> _TRY IT_
What lines below contain the word "puzzle"? Please pull each one out.

> _LISTED ENTRIES_
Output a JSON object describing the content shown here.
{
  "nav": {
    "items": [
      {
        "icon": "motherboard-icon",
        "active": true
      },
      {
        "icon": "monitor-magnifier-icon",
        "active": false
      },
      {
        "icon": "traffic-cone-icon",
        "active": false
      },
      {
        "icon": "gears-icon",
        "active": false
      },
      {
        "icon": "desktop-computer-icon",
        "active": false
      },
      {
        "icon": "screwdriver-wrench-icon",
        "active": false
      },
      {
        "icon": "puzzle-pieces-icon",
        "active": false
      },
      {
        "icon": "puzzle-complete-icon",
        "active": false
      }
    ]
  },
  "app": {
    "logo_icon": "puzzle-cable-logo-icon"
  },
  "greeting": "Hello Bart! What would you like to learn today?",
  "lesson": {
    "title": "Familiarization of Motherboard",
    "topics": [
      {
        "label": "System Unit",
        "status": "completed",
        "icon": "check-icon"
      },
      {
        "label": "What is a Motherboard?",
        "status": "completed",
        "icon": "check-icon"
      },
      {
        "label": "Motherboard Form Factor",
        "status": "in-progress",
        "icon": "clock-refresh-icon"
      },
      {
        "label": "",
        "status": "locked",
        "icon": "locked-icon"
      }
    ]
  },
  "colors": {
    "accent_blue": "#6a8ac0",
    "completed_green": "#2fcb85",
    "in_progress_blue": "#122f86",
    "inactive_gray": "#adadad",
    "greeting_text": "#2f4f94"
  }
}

> _REPLY TO THE EXERCISE_
        "icon": "puzzle-pieces-icon",
        "icon": "puzzle-complete-icon",
    "logo_icon": "puzzle-cable-logo-icon"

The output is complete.